In 1988, Carol Buswell and three other women lecturers at Newcastle Polytechnic took their employer to court, claiming sex discrimination because the college had not appointed or short-listed them for promotion. After what was the longest and most expensive case until that mounted by Alison Halford, the four women received a judgment which spoke of their 'strong, almost obsessive involvement in what they see as the justice of their case.' The applicants were frequently described as 'emotional', a word generally recognised as one which is used to stereotype women. They lost their case.
Something has gone wrong with the Sex Discrimination Act. Although the numbers of cases being brought have increased from 1,577 in 1990 to 3,112 in 1991, few actually reach court - only 365 in 1991. According to an internal report by the Equal Opportunities Commission, only a quarter of those have been won by the applicant. Between January 1986 and mid-1991, out of 114 cases sponsored by the EOC only 27 were successful. Most applicants, like Alison Halford, drop out, unprepared for the stress of the experience and the intrusion into every aspect of their life.
The problem for any woman attempting to bring a case is that the burden of proof is on her to show that first, discrimination took place, and secondly, why it took place - in effect that she did not get the job because she was a woman. Lawyers now acknowledge that sex discrimination is far harder to prove than sexual harassment where physical incidents have taken place. In practice, many employers pay lip-service to equal opportunities, wise to the fact that they can no longer tell a woman point-blank that she can't do a job because of her gender. Instead they point to the woman's personality or 'management style' as being inappropriate for the job.
The Alison Halford case was the first to employ the argument, used successfully in the United States, that discrimination could occur because of 'sex stereotyping' - when a woman in a largely male culture is seen as simply not right for the job because she is not like a man. 'But decisions based on management style and personality are all susceptible to sex stereotyping,' says Alice Leonard, deputy legal officer with the EOC and an expert on discrimination cases. 'Women have different ways of managing from men, and men often have strong views about how women should behave.'
Janise Maloney would agree. Janise, a Chester trade union official who failed to win her case for promotion to regional organiser, was told by her line manager that the job was unsuitable for 'a young mother' because it involved drinking in pubs after meetings with the members.
Janise thought she was well-prepared.
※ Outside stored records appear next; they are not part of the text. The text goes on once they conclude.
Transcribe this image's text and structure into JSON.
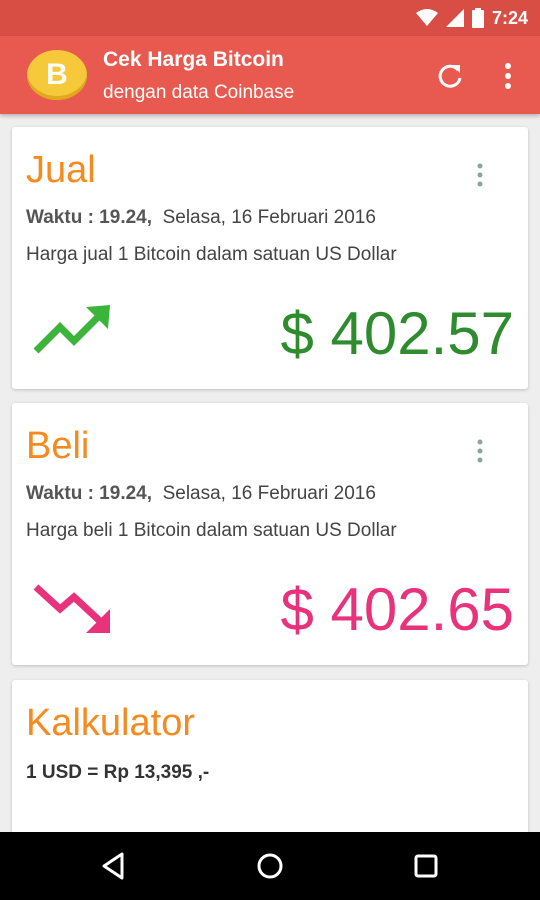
{
  "status_bar": {
    "time": "7:24"
  },
  "app_bar": {
    "logo_letter": "B",
    "title": "Cek Harga Bitcoin",
    "subtitle": "dengan data Coinbase"
  },
  "sell_card": {
    "title": "Jual",
    "time_label": "Waktu : 19.24,",
    "date": "Selasa, 16 Februari 2016",
    "description": "Harga jual 1 Bitcoin dalam satuan US Dollar",
    "price": "$ 402.57",
    "trend_icon": "trending-up-icon",
    "color": "#2e8b2e"
  },
  "buy_card": {
    "title": "Beli",
    "time_label": "Waktu : 19.24,",
    "date": "Selasa, 16 Februari 2016",
    "description": "Harga beli 1 Bitcoin dalam satuan US Dollar",
    "price": "$ 402.65",
    "trend_icon": "trending-down-icon",
    "color": "#e8327c"
  },
  "calculator_card": {
    "title": "Kalkulator",
    "rate": "1 USD = Rp 13,395 ,-"
  },
  "colors": {
    "accent": "#f58a1f",
    "app_bar": "#e85a4f",
    "status_bar": "#d84e44"
  }
}
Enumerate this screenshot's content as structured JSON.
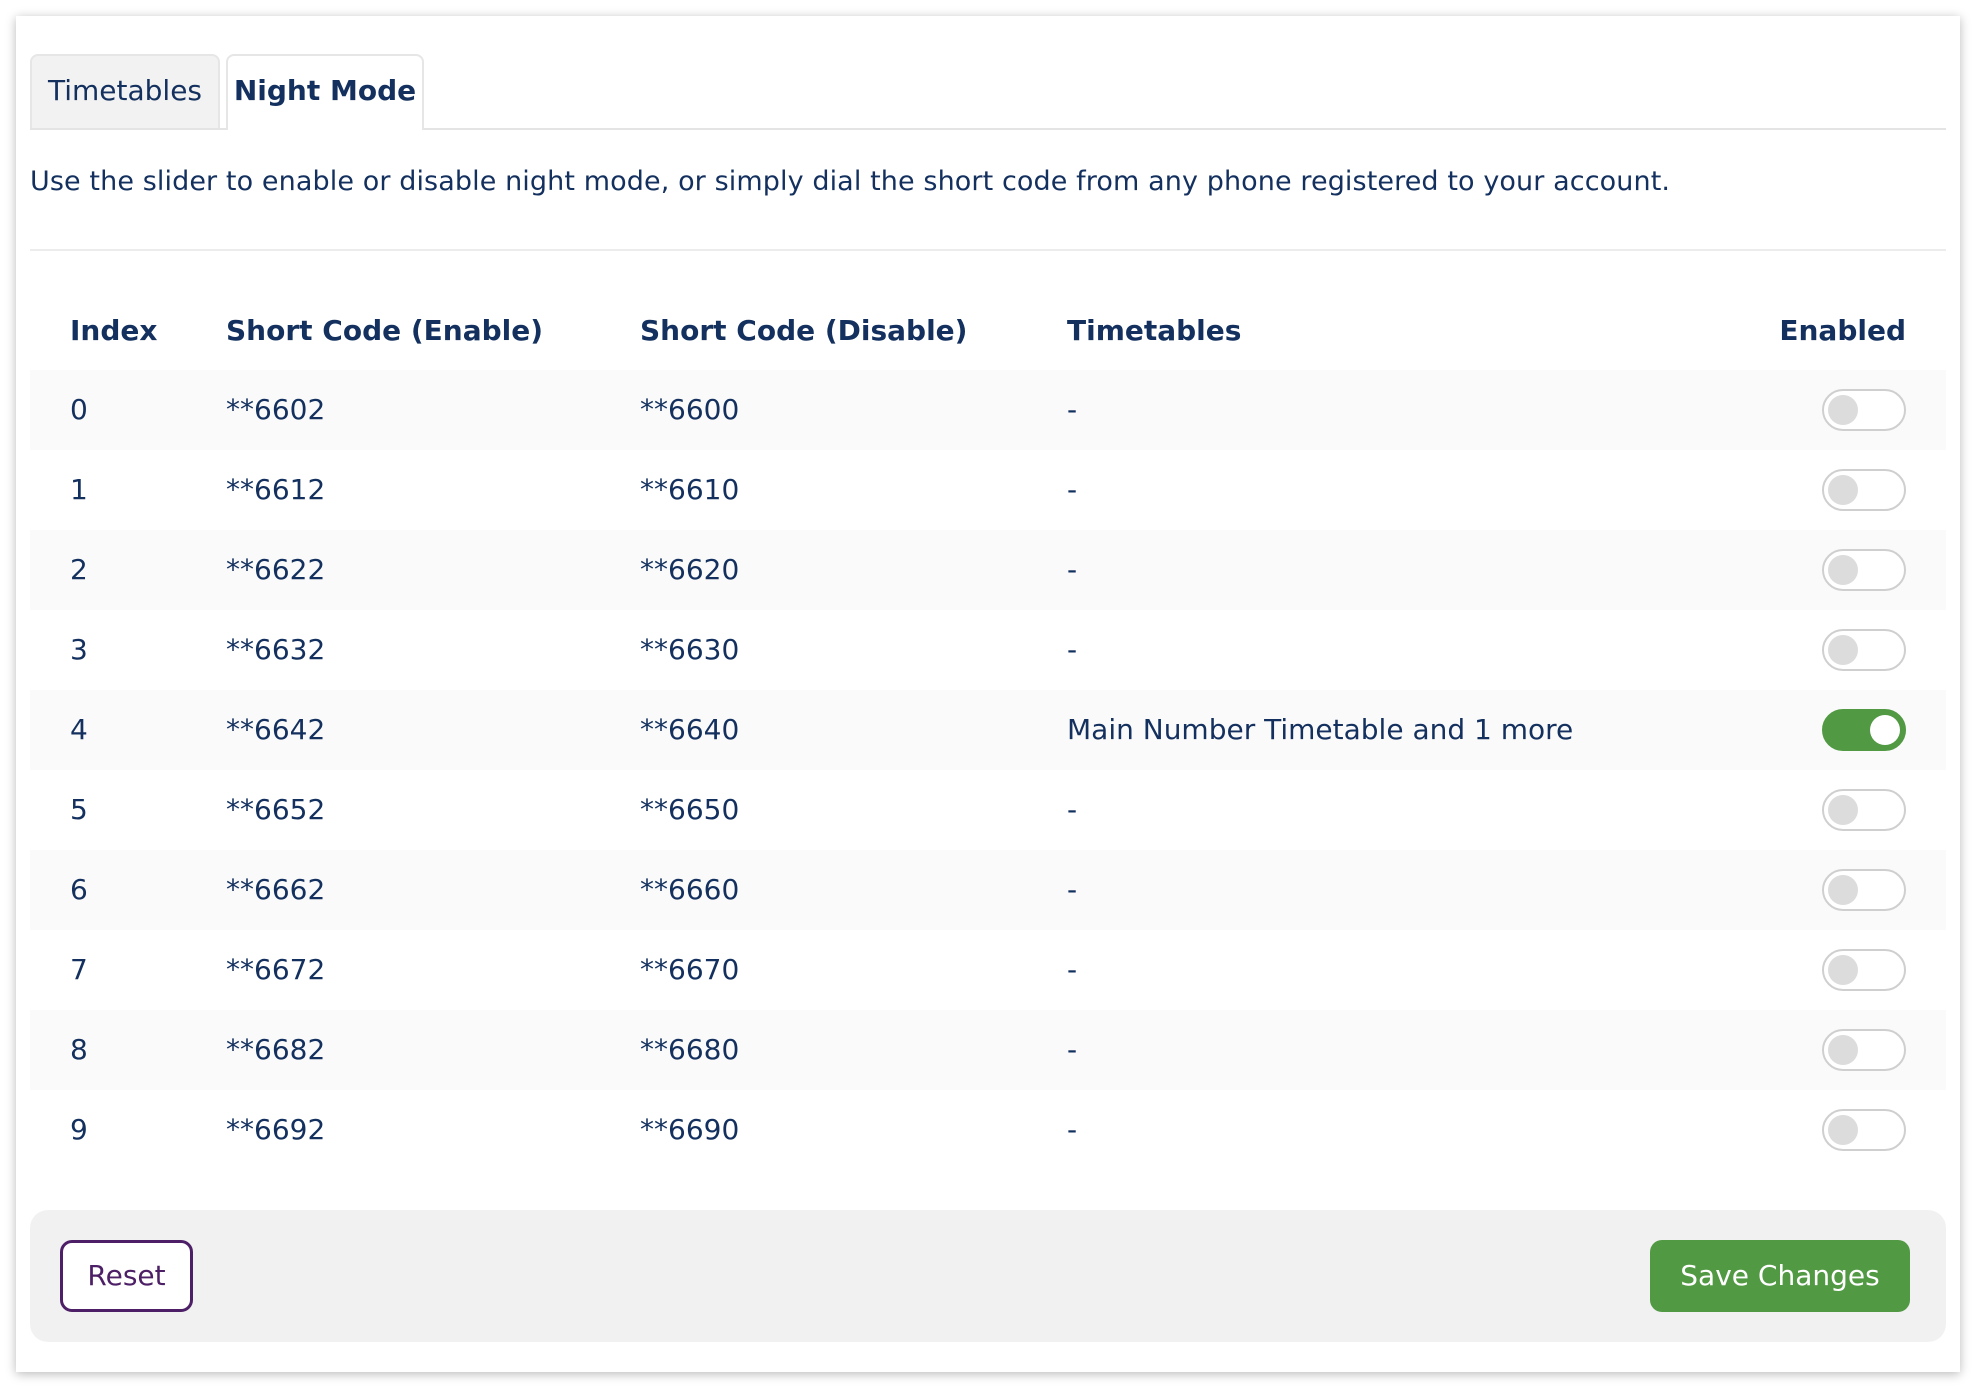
{
  "tabs": [
    {
      "label": "Timetables",
      "active": false
    },
    {
      "label": "Night Mode",
      "active": true
    }
  ],
  "description": "Use the slider to enable or disable night mode, or simply dial the short code from any phone registered to your account.",
  "table": {
    "columns": [
      "Index",
      "Short Code (Enable)",
      "Short Code (Disable)",
      "Timetables",
      "Enabled"
    ],
    "rows": [
      {
        "index": "0",
        "enable_code": "**6602",
        "disable_code": "**6600",
        "timetables": "-",
        "enabled": false
      },
      {
        "index": "1",
        "enable_code": "**6612",
        "disable_code": "**6610",
        "timetables": "-",
        "enabled": false
      },
      {
        "index": "2",
        "enable_code": "**6622",
        "disable_code": "**6620",
        "timetables": "-",
        "enabled": false
      },
      {
        "index": "3",
        "enable_code": "**6632",
        "disable_code": "**6630",
        "timetables": "-",
        "enabled": false
      },
      {
        "index": "4",
        "enable_code": "**6642",
        "disable_code": "**6640",
        "timetables": "Main Number Timetable and 1 more",
        "enabled": true
      },
      {
        "index": "5",
        "enable_code": "**6652",
        "disable_code": "**6650",
        "timetables": "-",
        "enabled": false
      },
      {
        "index": "6",
        "enable_code": "**6662",
        "disable_code": "**6660",
        "timetables": "-",
        "enabled": false
      },
      {
        "index": "7",
        "enable_code": "**6672",
        "disable_code": "**6670",
        "timetables": "-",
        "enabled": false
      },
      {
        "index": "8",
        "enable_code": "**6682",
        "disable_code": "**6680",
        "timetables": "-",
        "enabled": false
      },
      {
        "index": "9",
        "enable_code": "**6692",
        "disable_code": "**6690",
        "timetables": "-",
        "enabled": false
      }
    ]
  },
  "footer": {
    "reset_label": "Reset",
    "save_label": "Save Changes"
  },
  "colors": {
    "text": "#13305e",
    "accent_green": "#529944",
    "reset_purple": "#4d1f66"
  }
}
She now believes that sex discrimination tribunals can be used as an opportunity for the professional assassination of any woman who presumes to take her employer to court. 'The whole strategy of the defence was to assassinate my character. The argument was that because I wanted to job-share, I wasn't committed. One of the things they repeatedly accused me of was being unable to cope with rejection.'
'Women will put up with a lot in the workplace without saying anything, then a culmination of minor incidents makes them take action,' says Michael Scott, the union lawyer who advised Carol Buswell. When those minor incidents reach court they look like petty grievances, which can be used by opposing barristers to demonstrate the obsessiveness of the applicant, as in Carol Buswell's case. The woman can come to feel like a rape victim whose private life is exposed.
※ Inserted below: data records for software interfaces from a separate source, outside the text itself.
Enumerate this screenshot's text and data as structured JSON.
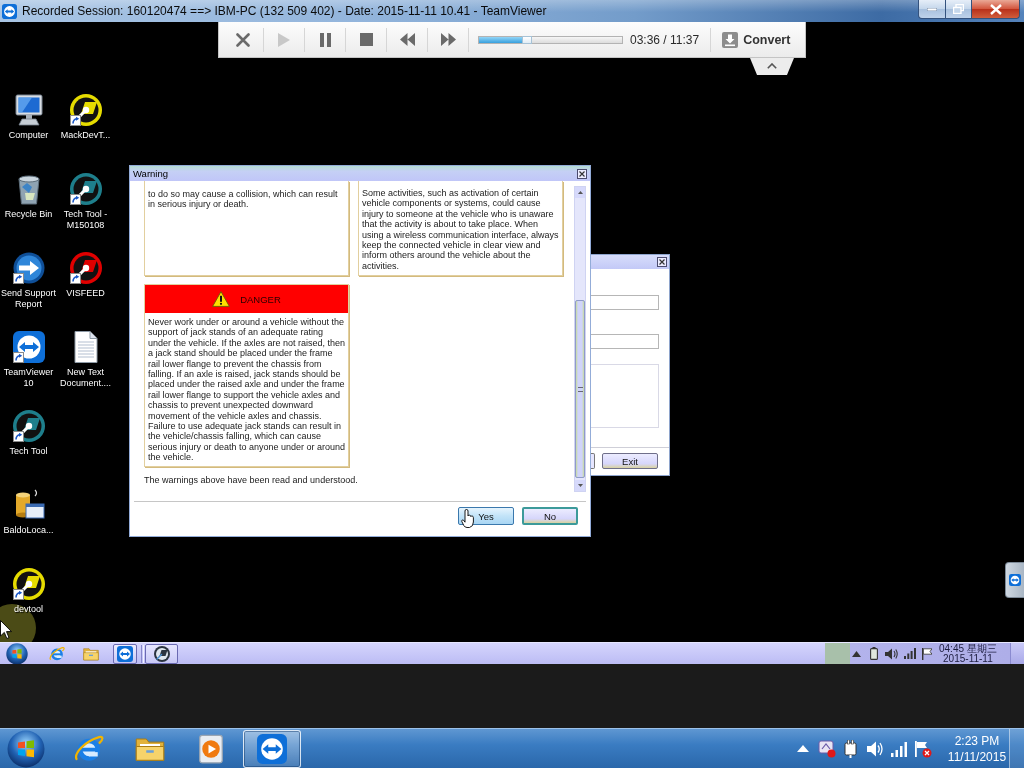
{
  "window": {
    "title": "Recorded Session: 160120474 ==> IBM-PC (132 509 402) - Date: 2015-11-11 10.41 - TeamViewer"
  },
  "player": {
    "controls": [
      {
        "kind": "close",
        "disabled": false
      },
      {
        "kind": "play",
        "disabled": true
      },
      {
        "kind": "pause",
        "disabled": false
      },
      {
        "kind": "stop",
        "disabled": false
      },
      {
        "kind": "rewind",
        "disabled": false
      },
      {
        "kind": "forward",
        "disabled": false
      }
    ],
    "progress": {
      "level": 0.31
    },
    "time": "03:36 / 11:37",
    "convert": "Convert"
  },
  "desktop": {
    "columns": [
      [
        {
          "kind": "computer",
          "label": "Computer",
          "shortcut": false
        },
        {
          "kind": "recycle-bin",
          "label": "Recycle Bin",
          "shortcut": false
        },
        {
          "kind": "support",
          "label": "Send Support Report",
          "shortcut": true
        },
        {
          "kind": "teamviewer",
          "label": "TeamViewer 10",
          "shortcut": true
        },
        {
          "kind": "tool",
          "color": "#1e7f8c",
          "label": "Tech Tool",
          "shortcut": true
        },
        {
          "kind": "package",
          "label": "BaldoLoca...",
          "shortcut": false
        },
        {
          "kind": "tool",
          "color": "#e6dc00",
          "label": "devtool",
          "shortcut": true
        }
      ],
      [
        {
          "kind": "tool",
          "color": "#e6dc00",
          "label": "MackDevT...",
          "shortcut": true
        },
        {
          "kind": "tool",
          "color": "#1e7f8c",
          "label": "Tech Tool - M150108",
          "shortcut": true
        },
        {
          "kind": "tool",
          "color": "#e00000",
          "label": "VISFEED",
          "shortcut": true
        },
        {
          "kind": "text-document",
          "label": "New Text Document....",
          "shortcut": false
        }
      ]
    ]
  },
  "warning_dialog": {
    "title": "Warning",
    "panels": [
      {
        "kind": "note",
        "text": "to do so may cause a collision, which can result in serious injury or death."
      },
      {
        "kind": "note",
        "text": "Some activities, such as activation of certain vehicle components or systems, could cause injury to someone at the vehicle who is unaware that the activity is about to take place. When using a wireless communication interface, always keep the connected vehicle in clear view and inform others around the vehicle about the activities."
      },
      {
        "kind": "danger",
        "heading": "DANGER",
        "text": "Never work under or around a vehicle without the support of jack stands of an adequate rating under the vehicle. If the axles are not raised, then a jack stand should be placed under the frame rail lower flange to prevent the chassis from falling. If an axle is raised, jack stands should be placed under the raised axle and under the frame rail lower flange to support the vehicle axles and chassis to prevent unexpected downward movement of the vehicle axles and chassis. Failure to use adequate jack stands can result in the vehicle/chassis falling, which can cause serious injury or death to anyone under or around the vehicle."
      }
    ],
    "acknowledgement": "The warnings above have been read and understood.",
    "buttons": [
      {
        "label": "Yes",
        "hovered": true,
        "default": false
      },
      {
        "label": "No",
        "hovered": false,
        "default": true
      }
    ]
  },
  "background_window": {
    "buttons": [
      "Exit"
    ]
  },
  "remote_taskbar": {
    "quick_launch": [
      {
        "kind": "ie",
        "pressed": false
      },
      {
        "kind": "folder",
        "pressed": false
      },
      {
        "kind": "teamviewer",
        "pressed": true
      }
    ],
    "tasks": [
      {
        "kind": "tool"
      }
    ],
    "clock": {
      "time": "04:45 星期三",
      "date": "2015-11-11"
    }
  },
  "taskbar": {
    "items": [
      {
        "kind": "ie",
        "active": false
      },
      {
        "kind": "explorer",
        "active": false
      },
      {
        "kind": "media-player",
        "active": false
      },
      {
        "kind": "teamviewer",
        "active": true
      }
    ],
    "clock": {
      "time": "2:23 PM",
      "date": "11/11/2015"
    }
  }
}
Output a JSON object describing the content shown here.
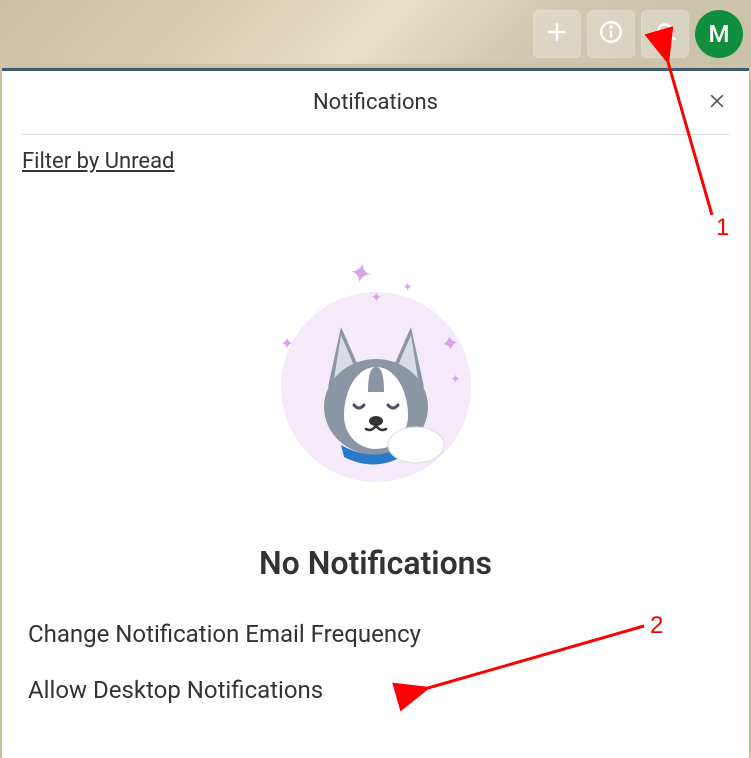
{
  "header": {
    "avatar_initial": "M"
  },
  "panel": {
    "title": "Notifications",
    "filter_label": "Filter by Unread",
    "empty_title": "No Notifications",
    "actions": {
      "change_freq": "Change Notification Email Frequency",
      "allow_desktop": "Allow Desktop Notifications"
    }
  },
  "annotations": {
    "one": "1",
    "two": "2"
  }
}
Carol Buswell and Janise Maloney also believe that tribunal members are not sufficiently trained in the way discrimination works. Members are unlikely to hear more than a handful of cases in their lifetimes and few are up-to-date with the latest research in the field. The language used in Carol Buswell's case seems to indicate sex stereotyping in itself.
The legal procedures of tribunals are not only intimidating but can deny access to women who do not have financial backing. Unless a woman is independently wealthy enough to afford the legal fees, in order to get a case off the ground she must be sponsored by her union or the EOC. In effect this means that most sex discrimination cases are taken against large public sector employers with stong unions. An applicant without union support can still apply to the EOC, but its limited funds mean it can only take on a handful of cases that it feels reasonably confident of winning.
Although the Alison Halford case ended not with the expected bang of a judgment but with a long, exhausted whimper of an out-of-court settlement, Alice Leonard of the EOC believes that it has already had a pronounced effect on women in the police. Enquiries from policewomen to the EOC have gone up from 14 to 62 since the Halford application was launched. To Carol Buswell and Janise Maloney, the result of the case was a disappointment but they deeply sympathise with Alison Halford's desire to withdraw.
The larger questions remain about exactly how viable the current legislation is. John Hutton, a former academic and expert in discrimination cases and now Labour MP for Barrow-in-Furness, believes that Alison Halford's case is typical in the stress placed on the applicant. 'What many of us are now arguing is that there should be an easier way. Now, the burden of proof is on the woman. But the employer should have to prove he didn't discriminate. In other countries the procedure is less formal. The reason why there are so few sex discrimination cases here is that very few women are willing to run the emotional and financial risk.'
(Photograph omitted)Reuse content